◆ TASK PROMPT
A word-for-word repeat of all the data is the goal.

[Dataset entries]

===

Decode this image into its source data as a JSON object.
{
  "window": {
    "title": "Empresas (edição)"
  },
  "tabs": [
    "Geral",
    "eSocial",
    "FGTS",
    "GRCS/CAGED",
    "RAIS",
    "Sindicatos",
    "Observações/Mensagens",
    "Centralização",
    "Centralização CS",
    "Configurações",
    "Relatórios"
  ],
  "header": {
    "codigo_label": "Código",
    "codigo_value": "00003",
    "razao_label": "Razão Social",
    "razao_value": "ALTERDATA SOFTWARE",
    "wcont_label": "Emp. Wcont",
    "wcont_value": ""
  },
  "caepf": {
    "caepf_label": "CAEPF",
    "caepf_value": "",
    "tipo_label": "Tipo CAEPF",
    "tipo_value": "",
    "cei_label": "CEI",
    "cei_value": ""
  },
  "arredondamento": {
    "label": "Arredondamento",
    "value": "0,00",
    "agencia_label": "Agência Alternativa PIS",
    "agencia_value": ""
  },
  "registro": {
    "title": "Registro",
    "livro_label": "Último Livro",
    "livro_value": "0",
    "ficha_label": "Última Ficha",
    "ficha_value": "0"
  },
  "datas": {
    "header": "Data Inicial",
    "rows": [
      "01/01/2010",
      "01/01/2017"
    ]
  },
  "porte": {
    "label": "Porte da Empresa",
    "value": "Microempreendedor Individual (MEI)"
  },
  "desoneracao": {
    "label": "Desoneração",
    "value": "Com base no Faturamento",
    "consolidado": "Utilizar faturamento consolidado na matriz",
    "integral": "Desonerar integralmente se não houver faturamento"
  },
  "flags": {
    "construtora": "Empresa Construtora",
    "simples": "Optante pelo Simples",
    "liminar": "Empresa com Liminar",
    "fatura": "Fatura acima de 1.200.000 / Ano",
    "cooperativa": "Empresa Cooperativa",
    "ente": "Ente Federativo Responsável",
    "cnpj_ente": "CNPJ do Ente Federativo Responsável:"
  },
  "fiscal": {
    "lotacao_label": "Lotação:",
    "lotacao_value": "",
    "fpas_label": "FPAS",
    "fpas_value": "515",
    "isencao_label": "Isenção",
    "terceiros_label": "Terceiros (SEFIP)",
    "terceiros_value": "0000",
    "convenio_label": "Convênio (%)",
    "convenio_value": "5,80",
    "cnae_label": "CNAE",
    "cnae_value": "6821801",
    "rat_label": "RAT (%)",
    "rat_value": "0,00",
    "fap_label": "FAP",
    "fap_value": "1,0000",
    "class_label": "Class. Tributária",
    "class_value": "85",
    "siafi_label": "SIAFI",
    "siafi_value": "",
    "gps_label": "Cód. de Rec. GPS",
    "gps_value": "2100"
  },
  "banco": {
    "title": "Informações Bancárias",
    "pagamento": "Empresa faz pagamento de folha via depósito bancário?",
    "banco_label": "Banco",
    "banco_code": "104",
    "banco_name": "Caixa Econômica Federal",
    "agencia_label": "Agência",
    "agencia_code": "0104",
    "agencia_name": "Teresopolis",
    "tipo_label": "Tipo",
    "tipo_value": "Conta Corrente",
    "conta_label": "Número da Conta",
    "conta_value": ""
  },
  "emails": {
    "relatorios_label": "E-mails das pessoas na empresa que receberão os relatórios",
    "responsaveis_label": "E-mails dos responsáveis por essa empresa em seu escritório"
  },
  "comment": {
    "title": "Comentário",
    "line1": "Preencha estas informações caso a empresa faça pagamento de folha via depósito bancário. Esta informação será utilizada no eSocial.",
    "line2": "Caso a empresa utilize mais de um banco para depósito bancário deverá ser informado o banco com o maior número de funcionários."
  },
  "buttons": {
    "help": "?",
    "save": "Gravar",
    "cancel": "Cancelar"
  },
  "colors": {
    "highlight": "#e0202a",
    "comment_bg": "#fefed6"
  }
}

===

◆ SOLUTION
Decode this image into its source data as a JSON object.
{
  "window": {
    "title": "Empresas (edição)"
  },
  "tabs": [
    "Geral",
    "eSocial",
    "FGTS",
    "GRCS/CAGED",
    "RAIS",
    "Sindicatos",
    "Observações/Mensagens",
    "Centralização",
    "Centralização CS",
    "Configurações",
    "Relatórios"
  ],
  "header": {
    "codigo_label": "Código",
    "codigo_value": "00003",
    "razao_label": "Razão Social",
    "razao_value": "ALTERDATA SOFTWARE",
    "wcont_label": "Emp. Wcont",
    "wcont_value": ""
  },
  "caepf": {
    "caepf_label": "CAEPF",
    "caepf_value": "",
    "tipo_label": "Tipo CAEPF",
    "tipo_value": "",
    "cei_label": "CEI",
    "cei_value": ""
  },
  "arredondamento": {
    "label": "Arredondamento",
    "value": "0,00",
    "agencia_label": "Agência Alternativa PIS",
    "agencia_value": ""
  },
  "registro": {
    "title": "Registro",
    "livro_label": "Último Livro",
    "livro_value": "0",
    "ficha_label": "Última Ficha",
    "ficha_value": "0"
  },
  "datas": {
    "header": "Data Inicial",
    "rows": [
      "01/01/2010",
      "01/01/2017"
    ]
  },
  "porte": {
    "label": "Porte da Empresa",
    "value": "Microempreendedor Individual (MEI)"
  },
  "desoneracao": {
    "label": "Desoneração",
    "value": "Com base no Faturamento",
    "consolidado": "Utilizar faturamento consolidado na matriz",
    "integral": "Desonerar integralmente se não houver faturamento"
  },
  "flags": {
    "construtora": "Empresa Construtora",
    "simples": "Optante pelo Simples",
    "liminar": "Empresa com Liminar",
    "fatura": "Fatura acima de 1.200.000 / Ano",
    "cooperativa": "Empresa Cooperativa",
    "ente": "Ente Federativo Responsável",
    "cnpj_ente": "CNPJ do Ente Federativo Responsável:"
  },
  "fiscal": {
    "lotacao_label": "Lotação:",
    "lotacao_value": "",
    "fpas_label": "FPAS",
    "fpas_value": "515",
    "isencao_label": "Isenção",
    "terceiros_label": "Terceiros (SEFIP)",
    "terceiros_value": "0000",
    "convenio_label": "Convênio (%)",
    "convenio_value": "5,80",
    "cnae_label": "CNAE",
    "cnae_value": "6821801",
    "rat_label": "RAT (%)",
    "rat_value": "0,00",
    "fap_label": "FAP",
    "fap_value": "1,0000",
    "class_label": "Class. Tributária",
    "class_value": "85",
    "siafi_label": "SIAFI",
    "siafi_value": "",
    "gps_label": "Cód. de Rec. GPS",
    "gps_value": "2100"
  },
  "banco": {
    "title": "Informações Bancárias",
    "pagamento": "Empresa faz pagamento de folha via depósito bancário?",
    "banco_label": "Banco",
    "banco_code": "104",
    "banco_name": "Caixa Econômica Federal",
    "agencia_label": "Agência",
    "agencia_code": "0104",
    "agencia_name": "Teresopolis",
    "tipo_label": "Tipo",
    "tipo_value": "Conta Corrente",
    "conta_label": "Número da Conta",
    "conta_value": ""
  },
  "emails": {
    "relatorios_label": "E-mails das pessoas na empresa que receberão os relatórios",
    "responsaveis_label": "E-mails dos responsáveis por essa empresa em seu escritório"
  },
  "comment": {
    "title": "Comentário",
    "line1": "Preencha estas informações caso a empresa faça pagamento de folha via depósito bancário. Esta informação será utilizada no eSocial.",
    "line2": "Caso a empresa utilize mais de um banco para depósito bancário deverá ser informado o banco com o maior número de funcionários."
  },
  "buttons": {
    "help": "?",
    "save": "Gravar",
    "cancel": "Cancelar"
  },
  "colors": {
    "highlight": "#e0202a",
    "comment_bg": "#fefed6"
  }
}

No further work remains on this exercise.